Tongaat Civic Association chairperson, Don Perumal, told bird that residents are not angry with the metro because of the devastation caused by the flood — and the unprecedented four days of persistent downpours blamed on climate change — but rather because of the indifference of politicians and officials.
“We were forced to act and bring city and government officials around the table, otherwise we would be nowhere near a solution to bring water back to the area,” said Perumal.
The area’s poorly maintained and aged water, sewerage and electricity infrastructure all took a beating during the storm, with upgrades and replacements still taking place.
Within 24 hours of the protests, which took place after 135 days without water and made national headlines, the provincial minister for co-operative governance and traditional affairs, Sihle Zikalala, along with the national minister for water and sanitation, Senzo Mchunu, and eThekwini mayor Mxolisi Kaunda, met the residents.
“One of the quick fixes we had been asking for was that the city divert some water into our local reservoir from a major water pipeline that ran right past Tongaat. They had refused to do so,” said Perumal. “It was only after the protest action that they agreed to undertake this by 15 September. However, by 8 September no work had commenced and we were again forced to have our lawyer write to them, threatening legal action if they did not complete the tie-in by the agreed date.”
The pipeline runs from a local dam to a number of affluent towns on the North Coast. Engineers, under pressure from residents, completed a tie-in for Tongaat and water was finally diverted to the Mamba reservoir, which services the northern areas of Tongaat.
“Over 10 000 people benefited from this tie-in. It was only because of our sustained pressure and action that it was completed. Until then we had been without water for 160 days,” said Perumal.
“We have employed a multi-pronged approach that includes writing letters to the city, going on a national media blitz, protesting and issuing legal threats. It is what has worked. We don’t want to be friends with the city. We are doing business with them and we demand we get the services we pay for.”
Some of the town now has water but a secure supply is not guaranteed; Perumal and other local leaders said they were keeping an eye on October.
“We were told after the protest action that the oThongathi Water Treatment Plant, which was destroyed by the flood and which is our primary source of water, will be completed by October. We will keep the pressure on the city to meet this target,” he said.

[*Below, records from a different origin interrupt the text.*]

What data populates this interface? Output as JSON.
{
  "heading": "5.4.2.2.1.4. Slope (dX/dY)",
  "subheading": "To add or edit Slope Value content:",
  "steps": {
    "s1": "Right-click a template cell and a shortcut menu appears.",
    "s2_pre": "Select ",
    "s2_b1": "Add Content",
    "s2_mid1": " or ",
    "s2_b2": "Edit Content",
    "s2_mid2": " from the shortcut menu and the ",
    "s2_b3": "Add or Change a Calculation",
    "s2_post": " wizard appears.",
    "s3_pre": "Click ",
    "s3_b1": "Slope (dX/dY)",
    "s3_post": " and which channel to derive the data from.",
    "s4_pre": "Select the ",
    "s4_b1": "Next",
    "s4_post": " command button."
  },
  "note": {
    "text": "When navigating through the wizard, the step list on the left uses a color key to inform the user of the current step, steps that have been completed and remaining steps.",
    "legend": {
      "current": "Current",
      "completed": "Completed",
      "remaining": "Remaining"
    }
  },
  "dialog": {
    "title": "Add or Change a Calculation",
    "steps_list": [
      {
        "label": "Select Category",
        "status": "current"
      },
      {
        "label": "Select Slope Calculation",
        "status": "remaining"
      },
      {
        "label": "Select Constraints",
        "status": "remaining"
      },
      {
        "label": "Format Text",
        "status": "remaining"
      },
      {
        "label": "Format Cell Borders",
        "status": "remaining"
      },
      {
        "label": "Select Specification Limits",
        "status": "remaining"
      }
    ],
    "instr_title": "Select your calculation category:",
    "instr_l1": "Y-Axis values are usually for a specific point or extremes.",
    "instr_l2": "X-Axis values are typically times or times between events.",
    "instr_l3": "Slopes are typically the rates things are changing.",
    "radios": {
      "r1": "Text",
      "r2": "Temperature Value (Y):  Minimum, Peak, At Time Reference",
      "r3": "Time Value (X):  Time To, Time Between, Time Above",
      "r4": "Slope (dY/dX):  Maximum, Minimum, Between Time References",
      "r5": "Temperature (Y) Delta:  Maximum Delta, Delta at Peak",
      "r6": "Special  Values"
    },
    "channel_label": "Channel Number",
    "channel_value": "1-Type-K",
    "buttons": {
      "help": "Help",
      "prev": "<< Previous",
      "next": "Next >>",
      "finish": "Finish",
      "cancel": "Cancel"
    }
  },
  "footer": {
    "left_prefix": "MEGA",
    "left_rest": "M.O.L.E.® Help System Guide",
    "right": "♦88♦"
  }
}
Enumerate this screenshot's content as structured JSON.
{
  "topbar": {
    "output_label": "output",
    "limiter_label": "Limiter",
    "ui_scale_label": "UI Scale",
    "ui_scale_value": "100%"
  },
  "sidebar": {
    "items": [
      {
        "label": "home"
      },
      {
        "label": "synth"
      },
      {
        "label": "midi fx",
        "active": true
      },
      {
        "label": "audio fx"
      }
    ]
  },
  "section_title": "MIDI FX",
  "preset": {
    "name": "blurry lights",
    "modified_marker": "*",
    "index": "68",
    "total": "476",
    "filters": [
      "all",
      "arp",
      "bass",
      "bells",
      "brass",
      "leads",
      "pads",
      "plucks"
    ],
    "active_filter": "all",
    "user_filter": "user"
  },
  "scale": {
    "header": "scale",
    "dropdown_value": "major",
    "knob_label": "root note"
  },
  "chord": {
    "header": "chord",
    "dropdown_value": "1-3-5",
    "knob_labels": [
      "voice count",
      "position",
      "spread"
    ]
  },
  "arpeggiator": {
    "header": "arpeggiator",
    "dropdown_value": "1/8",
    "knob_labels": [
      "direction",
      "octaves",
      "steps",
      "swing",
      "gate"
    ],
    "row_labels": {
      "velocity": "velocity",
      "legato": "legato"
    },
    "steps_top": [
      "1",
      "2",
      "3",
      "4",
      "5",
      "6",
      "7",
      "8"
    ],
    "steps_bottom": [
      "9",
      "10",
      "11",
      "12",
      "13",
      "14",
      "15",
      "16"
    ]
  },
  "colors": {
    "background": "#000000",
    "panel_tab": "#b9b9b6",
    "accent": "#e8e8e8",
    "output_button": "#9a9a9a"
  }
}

Nearly 30 years ago, on 21 October 1994, the Tongaat Civic Association conferred the Freedom of the Town of Tongaat on the country’s greatest statesman — Nelson Mandela. When he was working underground, he used to have meetings with the then ANC leader, Chief Albert Luthuli, in Tongaat, where he said he was granted “safe refuge”.
“Tongaat has always had a progressive approach to activism. Even under the years of apartheid, Tongaat was a united community. It has always forged relationships with other communities such as Hambanathi,” said a former deputy mayor and Tongaat activist, Logie Naidoo.
“During both the 2021 July unrest — in which 354 people died and the regional economy took a beating in four days of unrestrained looting — and the recent floods, the community came together. From protecting neighbourhoods to providing water and food to the vulnerable, the spirit of community is absolutely amazing. There would have been far more deaths during the floods had this community not taken an active role,” Naidoo said.
“During all of this, the city was nowhere to be seen. Due to work by nonprofit organisations such as Gift of the Givers [the renowned philanthropic organisation] and private businesses, we now have 24 boreholes in the area. All the schools have a steady supply of water. It is because of civic activism that all of this has happened. We need to revive that spirit across South African communities, and maybe Tongaat can lead the way.” — bird story agency